Fluent API lacks the schema verification of data model and also very inflexible to be used for the intended data integration, hence, not even comparable to XML configuration.

See XML in IoC containers: A Hell or a Realm for further discussion.

share|improve this answer

Because it's what everybody else is doing in the .net space. It started with the web.config and people started extending that. but I do believe most of those technologies support both configuring by XML and by code. The main difference would be the ease with which a non-coder like a system administrator responsible for deploying a application to change the configuration. If that's needed then XML is still a viable option in my opinion. I do believe the .net world is starting to trend to convention over configuration instead of putting everything in XML config files.

share|improve this answer
    
they do support doing it in code, but most of the documentation is geared towards doing it in xml. –  Steve Oct 9 '09 at 15:58
1  
XML became ubiquitous well before web.config –  ima Oct 9 '09 at 16:25

XML schema can be validated making it possible to be "strongly typed". One of the main reasons it is so popular is it is pretty easy to understand and there are so many parser frameworks in pretty much any programming language you want. There is nothing stopping you from using a flat file (such as fixed width or CSV), INI files, JSON files, or even custom binary formats if you want.

XML is also popular becasue most of the larger frameworks have direct serialization methods to convert from XML content to a complex object structure native to the enviornment.

share|improve this answer
    
I realize the schema can be strongly typed, but I meant the values in the xml. For instance, what if I mistype the name of an interface for the IOC xml. With compilation, I would know immediately that I had made a mistake. With xml config, it would blow up at runtime, correct? –  Steve Oct 9 '09 at 15:52
    
Correct. Of course if you are using visual studio you could add schema extensions to the XML editor so it would give you intellisence and type checking. I'm sure other XML editors have similar abilities. –  Matthew Whited Oct 9 '09 at 16:00
    
Thanks, thats good to know. –  Steve Oct 9 '09 at 16:07

Things have since changed in the Java world with the possibilities offered by the use of annotations but you should read I don't get Spring by Bob Lee, the author of Google Guice.

EDIT: As mentioned in a comment, it's unfair to cite the previous post without mentioning I was too hard on Spring.... That's now fixed. Thanks for reminding me of this.
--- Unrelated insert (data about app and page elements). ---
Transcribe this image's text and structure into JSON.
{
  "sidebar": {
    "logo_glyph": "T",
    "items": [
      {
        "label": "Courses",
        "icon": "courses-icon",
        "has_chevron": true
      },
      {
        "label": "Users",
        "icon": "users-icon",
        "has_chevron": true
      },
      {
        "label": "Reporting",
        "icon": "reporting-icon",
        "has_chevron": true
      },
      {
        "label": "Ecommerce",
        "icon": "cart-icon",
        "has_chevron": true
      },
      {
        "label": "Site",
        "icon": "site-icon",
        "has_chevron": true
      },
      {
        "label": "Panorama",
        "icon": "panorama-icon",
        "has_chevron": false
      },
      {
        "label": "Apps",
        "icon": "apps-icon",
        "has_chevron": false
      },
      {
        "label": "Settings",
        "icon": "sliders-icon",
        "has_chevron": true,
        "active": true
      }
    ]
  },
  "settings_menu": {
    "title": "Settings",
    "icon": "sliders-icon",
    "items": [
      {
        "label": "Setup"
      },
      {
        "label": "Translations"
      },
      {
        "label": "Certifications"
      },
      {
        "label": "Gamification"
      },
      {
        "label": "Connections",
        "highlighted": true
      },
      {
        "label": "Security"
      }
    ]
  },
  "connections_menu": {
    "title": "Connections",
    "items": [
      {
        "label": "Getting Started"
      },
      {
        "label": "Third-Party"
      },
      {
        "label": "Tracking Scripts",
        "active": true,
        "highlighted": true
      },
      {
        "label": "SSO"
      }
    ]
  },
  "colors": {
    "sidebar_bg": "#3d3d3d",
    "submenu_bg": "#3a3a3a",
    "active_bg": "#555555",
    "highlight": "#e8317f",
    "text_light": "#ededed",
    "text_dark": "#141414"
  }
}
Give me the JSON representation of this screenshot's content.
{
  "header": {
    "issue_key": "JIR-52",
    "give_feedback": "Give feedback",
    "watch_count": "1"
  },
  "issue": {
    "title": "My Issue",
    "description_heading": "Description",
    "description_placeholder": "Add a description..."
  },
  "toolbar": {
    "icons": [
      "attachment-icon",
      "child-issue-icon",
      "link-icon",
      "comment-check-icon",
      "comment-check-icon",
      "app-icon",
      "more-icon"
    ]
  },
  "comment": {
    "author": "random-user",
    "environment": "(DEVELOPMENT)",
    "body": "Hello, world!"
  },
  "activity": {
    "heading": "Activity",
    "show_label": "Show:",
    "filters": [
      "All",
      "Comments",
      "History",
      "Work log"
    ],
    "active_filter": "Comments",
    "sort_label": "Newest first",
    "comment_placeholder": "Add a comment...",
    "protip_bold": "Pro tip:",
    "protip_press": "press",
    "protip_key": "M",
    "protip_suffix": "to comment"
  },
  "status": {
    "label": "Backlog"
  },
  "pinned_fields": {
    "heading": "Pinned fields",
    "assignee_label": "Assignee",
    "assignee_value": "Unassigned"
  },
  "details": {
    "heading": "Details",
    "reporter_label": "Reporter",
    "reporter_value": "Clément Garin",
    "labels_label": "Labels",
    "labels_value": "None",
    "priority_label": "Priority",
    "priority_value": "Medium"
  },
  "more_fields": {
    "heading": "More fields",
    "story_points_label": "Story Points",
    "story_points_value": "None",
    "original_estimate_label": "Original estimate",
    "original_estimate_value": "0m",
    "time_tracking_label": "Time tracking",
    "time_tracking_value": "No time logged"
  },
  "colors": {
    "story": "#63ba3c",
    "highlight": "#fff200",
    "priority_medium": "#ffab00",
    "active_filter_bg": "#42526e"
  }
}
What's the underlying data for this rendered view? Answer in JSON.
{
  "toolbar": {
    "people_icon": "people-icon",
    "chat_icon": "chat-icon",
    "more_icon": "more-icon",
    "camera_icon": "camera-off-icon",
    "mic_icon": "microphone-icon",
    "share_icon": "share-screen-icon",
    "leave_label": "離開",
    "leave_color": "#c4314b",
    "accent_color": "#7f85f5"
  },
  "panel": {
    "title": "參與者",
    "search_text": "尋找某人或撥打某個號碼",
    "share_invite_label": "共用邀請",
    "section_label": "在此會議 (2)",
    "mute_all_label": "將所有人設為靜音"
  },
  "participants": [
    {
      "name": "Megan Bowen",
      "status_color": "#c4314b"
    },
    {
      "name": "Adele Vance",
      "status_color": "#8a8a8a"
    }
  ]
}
share|improve this answer
1  
Don't forget his follow-up, "I Was Too Hard on Spring" (crazybob.org/2006/02/i-was-too-hard-on-spring.html). Having said that, I like DI frameworks that support both configuration styles. –  Jeff Sternal Oct 9 '09 at 16:01
    
Absolutely true, I updated my answer. Thanks. –  Pascal Thivent Oct 9 '09 at 16:19

You can have code completion for xml. For instance, there is an eclipse plugin for Spring configuration files that among other things shows the javadoc of the property being set as tooltip, offers auto-completion for the names of classes in your classpath, marks any bean references that could not be resolved within the current file etc. pp.

Configuration files are actually a form of DSL - tailored to express application configuration. This tailoring allows to express certain things more easily. For instance, how would you ensure proper application shutdown (a component must be shut down before its depedencies) when you initialize components in Java? How would you configure an interceptor around your business service layer?

As for why they are done in XML, I guess a DSL was required, and XML had the benefit of an existing rudimentary toolchain (editors, validators, parsers, ...).

share|improve this answer

Nobody mentioned that XML can be result of an XSLT transformation, and custom DSLs can be created in such a way on top of the plain IoC configuration. It's a very powerful approach.

share|improve this answer

Your Answer

 
discard

By posting your answer, you agree to the privacy policy and terms of service.

Not the answer you're looking for? Browse other questions tagged or ask your own question.